(Stored items)
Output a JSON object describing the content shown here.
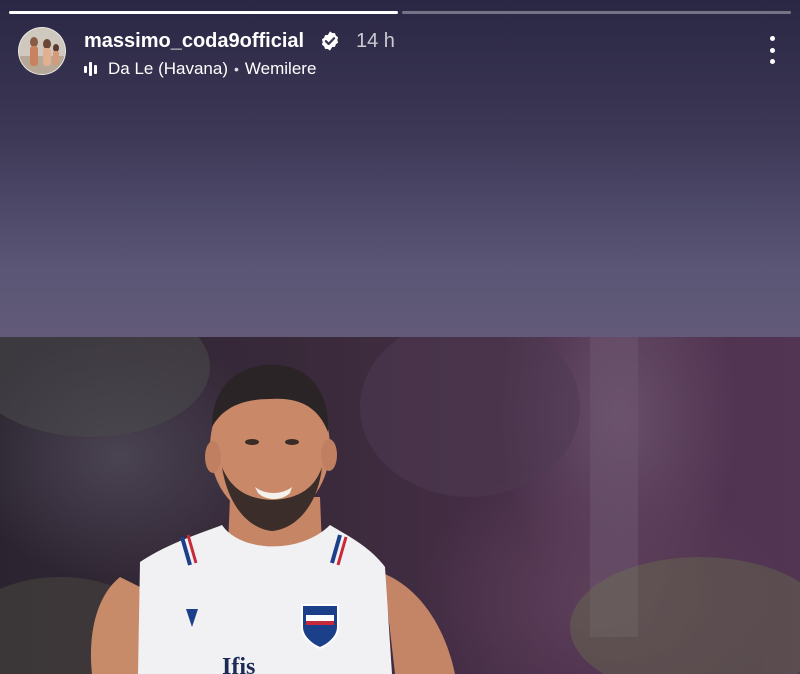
{
  "story": {
    "progress": [
      1.0,
      0.0
    ],
    "author": {
      "username": "massimo_coda9official",
      "verified": true,
      "time_ago": "14 h"
    },
    "music": {
      "icon": "music-bars-icon",
      "song": "Da Le (Havana)",
      "separator": "•",
      "artist": "Wemilere"
    },
    "menu_icon": "more-vertical-icon"
  },
  "photo": {
    "jersey_brand": "Ifis"
  },
  "colors": {
    "text_primary": "#ffffff",
    "progress_active": "#ffffff",
    "verified_badge": "#ffffff"
  }
}
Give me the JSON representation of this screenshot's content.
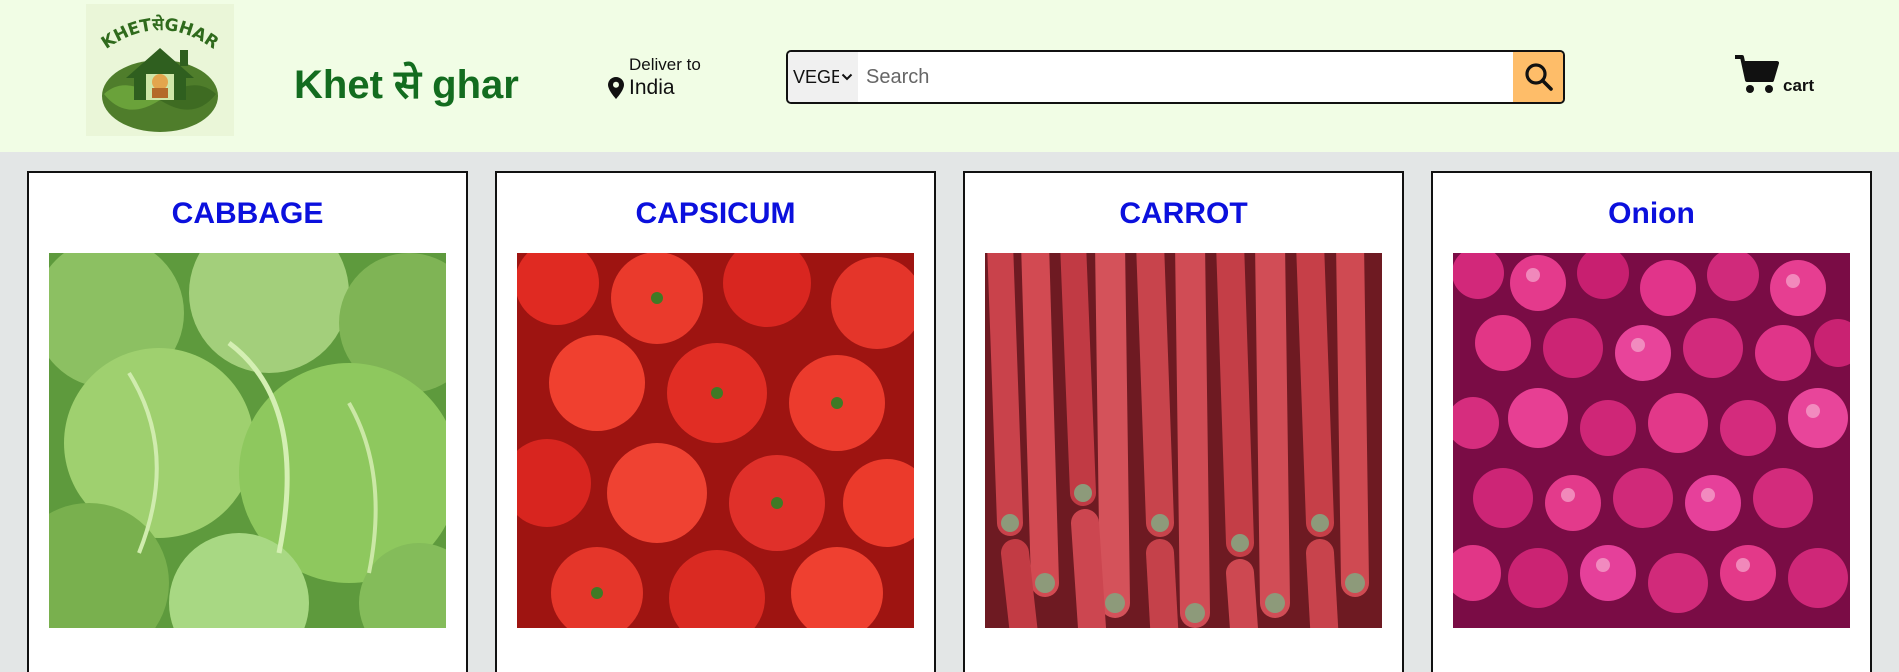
{
  "header": {
    "logo_text": "KHETसेGHAR",
    "site_title": "Khet से ghar",
    "deliver": {
      "label": "Deliver to",
      "location": "India"
    },
    "search": {
      "category": "VEGETABLES",
      "placeholder": "Search"
    },
    "cart_label": "cart"
  },
  "products": [
    {
      "name": "CABBAGE"
    },
    {
      "name": "CAPSICUM"
    },
    {
      "name": "CARROT"
    },
    {
      "name": "Onion"
    }
  ],
  "colors": {
    "header_bg": "#f1fde5",
    "page_bg": "#e3e6e6",
    "title_green": "#136c1f",
    "product_blue": "#0b10dd",
    "search_button": "#febd69"
  }
}
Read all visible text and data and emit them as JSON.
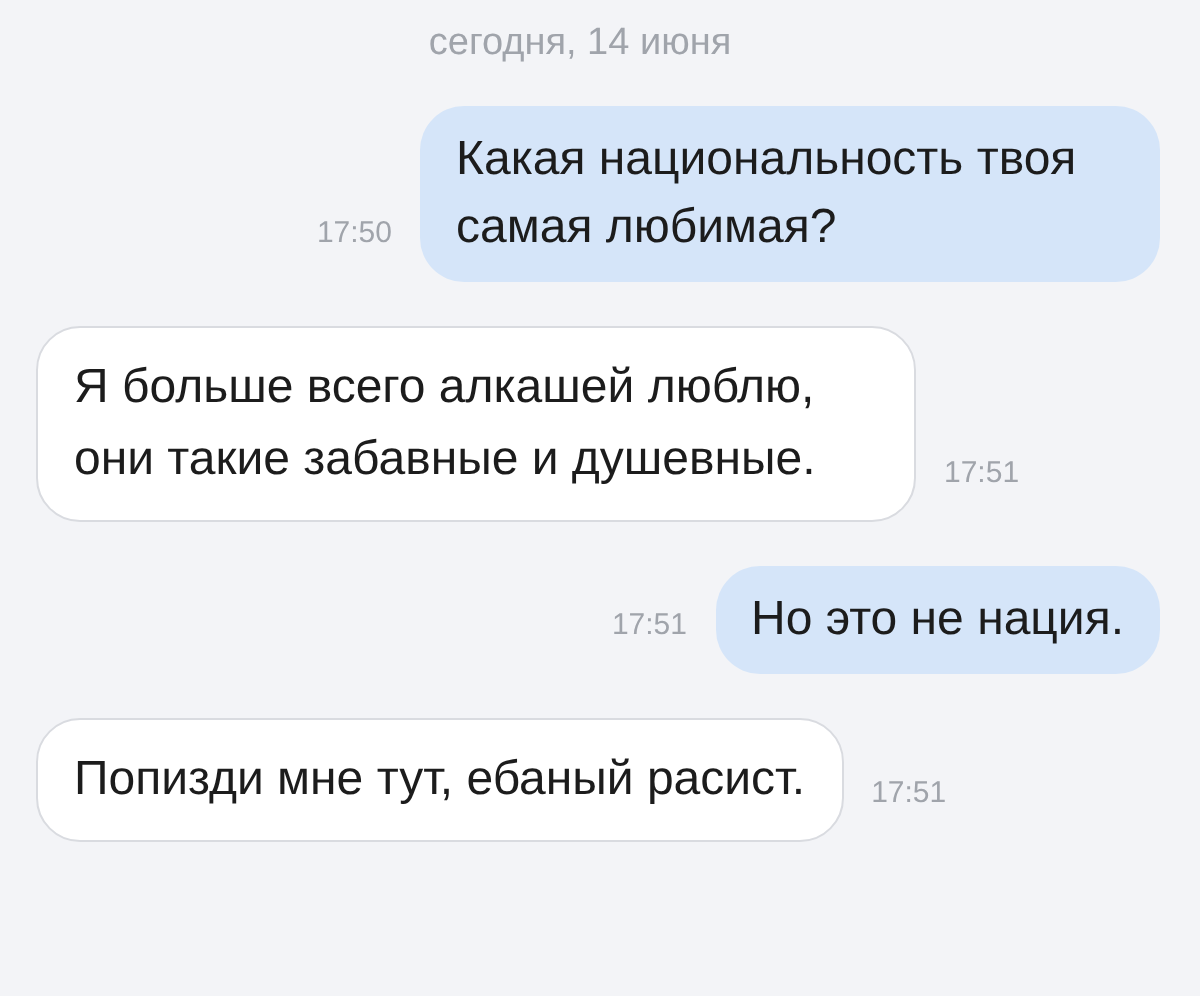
{
  "date": "сегодня, 14 июня",
  "messages": [
    {
      "kind": "outgoing",
      "text": "Какая национальность твоя самая любимая?",
      "time": "17:50"
    },
    {
      "kind": "incoming",
      "text": "Я больше всего алкашей люблю, они такие забавные и душевные.",
      "time": "17:51"
    },
    {
      "kind": "outgoing",
      "text": "Но это не нация.",
      "time": "17:51"
    },
    {
      "kind": "incoming",
      "text": "Попизди мне тут, ебаный расист.",
      "time": "17:51"
    }
  ]
}
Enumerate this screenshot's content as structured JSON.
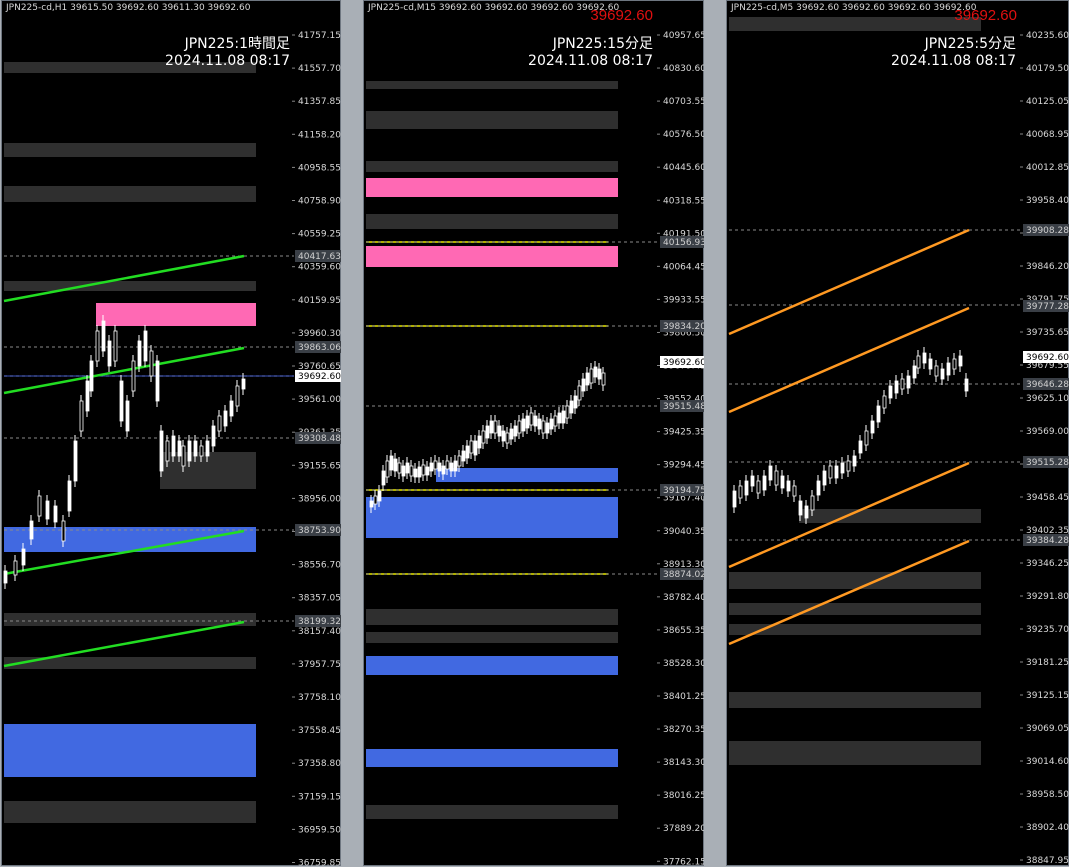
{
  "colors": {
    "background": "#000000",
    "frame": "#a9afb6",
    "zone_gray": "#2f2f2f",
    "zone_pink": "#ff69b4",
    "zone_blue": "#4169e1",
    "trend_green": "#22dd22",
    "trend_orange": "#ff9922",
    "level_yellow": "#e8e800",
    "price_red": "#e01010",
    "candle_up": "#ffffff",
    "axis_text": "#d8d8d8"
  },
  "charts": [
    {
      "symbol_header": "JPN225-cd,H1  39615.50 39692.60 39611.30 39692.60",
      "title": "JPN225:1時間足",
      "datetime": "2024.11.08 08:17",
      "current_price_red": "",
      "axis_ticks": [
        "41757.15",
        "41557.70",
        "41357.85",
        "41158.20",
        "40958.55",
        "40758.90",
        "40559.25",
        "40359.60",
        "40159.95",
        "39960.30",
        "39760.65",
        "39561.00",
        "39361.35",
        "39155.65",
        "38956.00",
        "38756.35",
        "38556.70",
        "38357.05",
        "38157.40",
        "37957.75",
        "37758.10",
        "37558.45",
        "37358.80",
        "37159.15",
        "36959.50",
        "36759.85"
      ],
      "markers": [
        "40417.63",
        "39863.06",
        "39692.60",
        "39308.48",
        "38753.90",
        "38199.32"
      ]
    },
    {
      "symbol_header": "JPN225-cd,M15  39692.60 39692.60 39692.60 39692.60",
      "title": "JPN225:15分足",
      "datetime": "2024.11.08 08:17",
      "current_price_red": "39692.60",
      "axis_ticks": [
        "40957.65",
        "40830.60",
        "40703.55",
        "40576.50",
        "40445.60",
        "40318.55",
        "40191.50",
        "40064.45",
        "39933.55",
        "39806.50",
        "39679.45",
        "39552.40",
        "39425.35",
        "39294.45",
        "39167.40",
        "39040.35",
        "38913.30",
        "38782.40",
        "38655.35",
        "38528.30",
        "38401.25",
        "38270.35",
        "38143.30",
        "38016.25",
        "37889.20",
        "37762.15"
      ],
      "markers": [
        "40156.93",
        "39834.20",
        "39692.60",
        "39515.48",
        "39194.75",
        "38874.02"
      ]
    },
    {
      "symbol_header": "JPN225-cd,M5  39692.60 39692.60 39692.60 39692.60",
      "title": "JPN225:5分足",
      "datetime": "2024.11.08 08:17",
      "current_price_red": "39692.60",
      "axis_ticks": [
        "40235.60",
        "40179.50",
        "40125.05",
        "40068.95",
        "40012.85",
        "39958.40",
        "39902.30",
        "39846.20",
        "39791.75",
        "39735.65",
        "39679.55",
        "39625.10",
        "39569.00",
        "39514.55",
        "39458.45",
        "39402.35",
        "39346.25",
        "39291.80",
        "39235.70",
        "39181.25",
        "39125.15",
        "39069.05",
        "39014.60",
        "38958.50",
        "38902.40",
        "38847.95"
      ],
      "markers": [
        "39908.28",
        "39777.28",
        "39692.60",
        "39646.28",
        "39515.28",
        "39384.28"
      ]
    }
  ]
}
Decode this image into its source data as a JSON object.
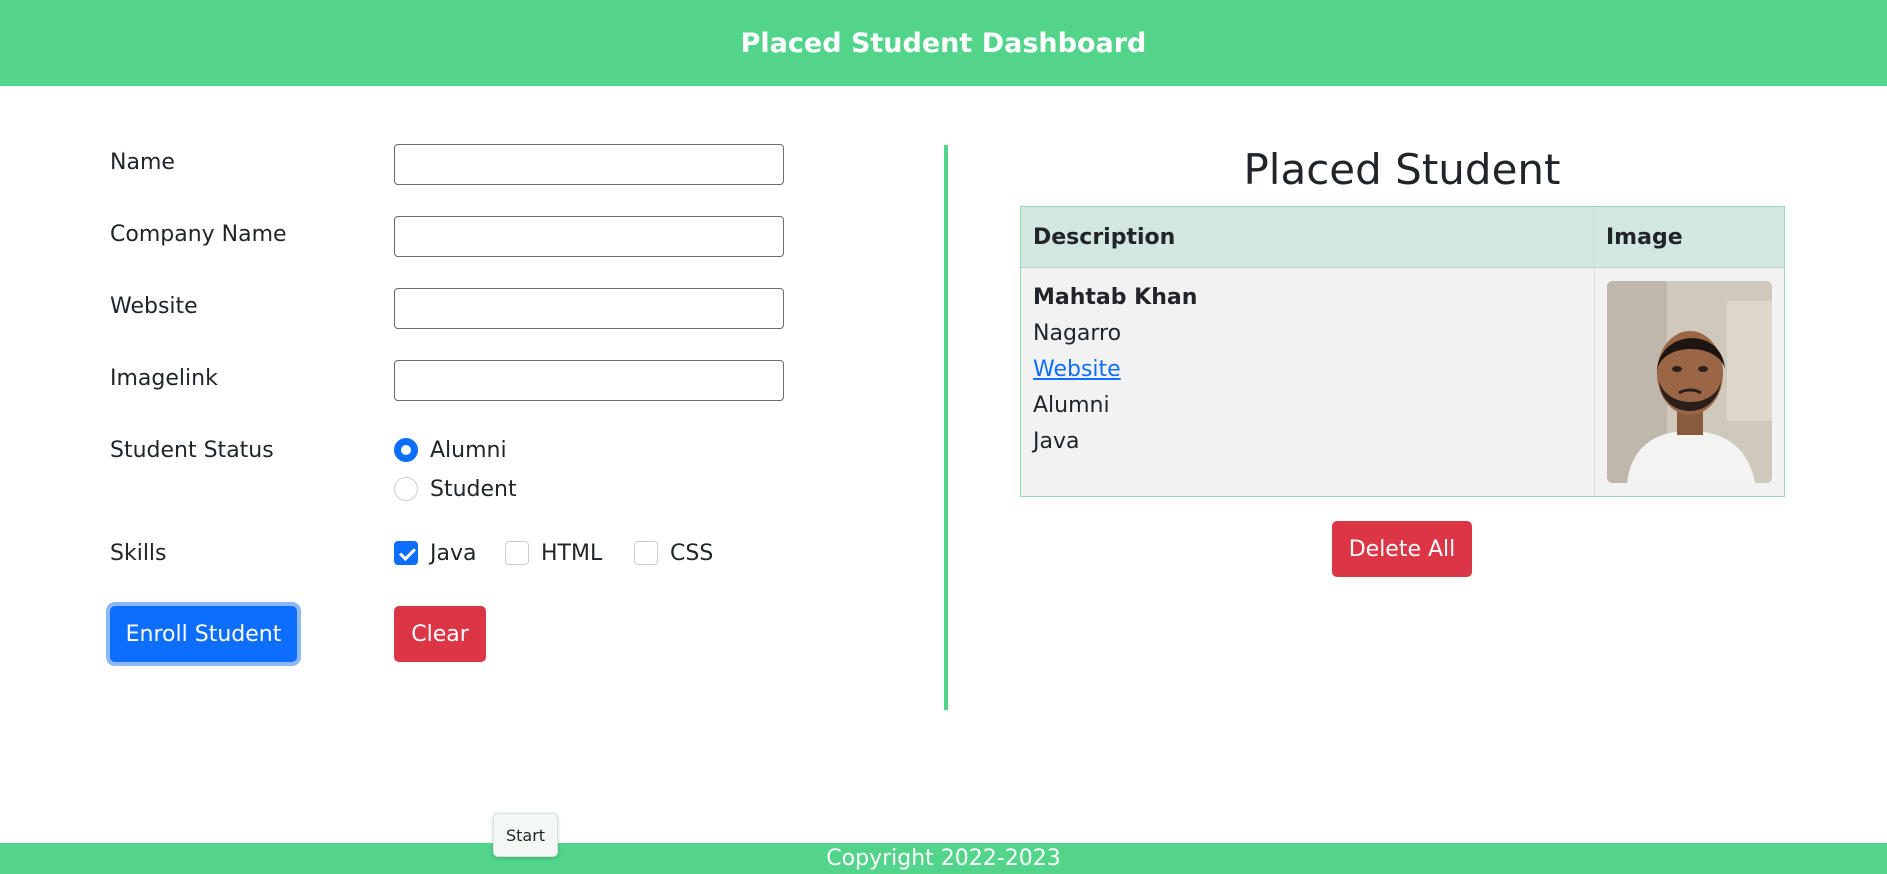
{
  "header": {
    "title": "Placed Student Dashboard"
  },
  "form": {
    "name_label": "Name",
    "name_value": "",
    "company_label": "Company Name",
    "company_value": "",
    "website_label": "Website",
    "website_value": "",
    "imagelink_label": "Imagelink",
    "imagelink_value": "",
    "status_label": "Student Status",
    "status_options": [
      {
        "label": "Alumni",
        "checked": true
      },
      {
        "label": "Student",
        "checked": false
      }
    ],
    "skills_label": "Skills",
    "skills_options": [
      {
        "label": "Java",
        "checked": true
      },
      {
        "label": "HTML",
        "checked": false
      },
      {
        "label": "CSS",
        "checked": false
      }
    ],
    "enroll_label": "Enroll Student",
    "clear_label": "Clear"
  },
  "right": {
    "title": "Placed Student",
    "table": {
      "headers": [
        "Description",
        "Image"
      ],
      "rows": [
        {
          "name": "Mahtab Khan",
          "company": "Nagarro",
          "website_text": "Website",
          "status": "Alumni",
          "skills": "Java",
          "image": "student-photo"
        }
      ]
    },
    "delete_label": "Delete All"
  },
  "tooltip": {
    "text": "Start"
  },
  "footer": {
    "text": "Copyright 2022-2023"
  },
  "colors": {
    "header": "#52d48b",
    "primary": "#0d6efd",
    "danger": "#dc3545",
    "table_head": "#d1e7df",
    "table_body": "#f2f2f2"
  }
}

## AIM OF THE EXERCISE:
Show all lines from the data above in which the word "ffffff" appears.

## ANSWER BELOW:
    "text_primary": "#ffffff",
    "progress_active": "#ffffff",
    "verified_badge": "#ffffff"
    "candle_up": "#ffffff",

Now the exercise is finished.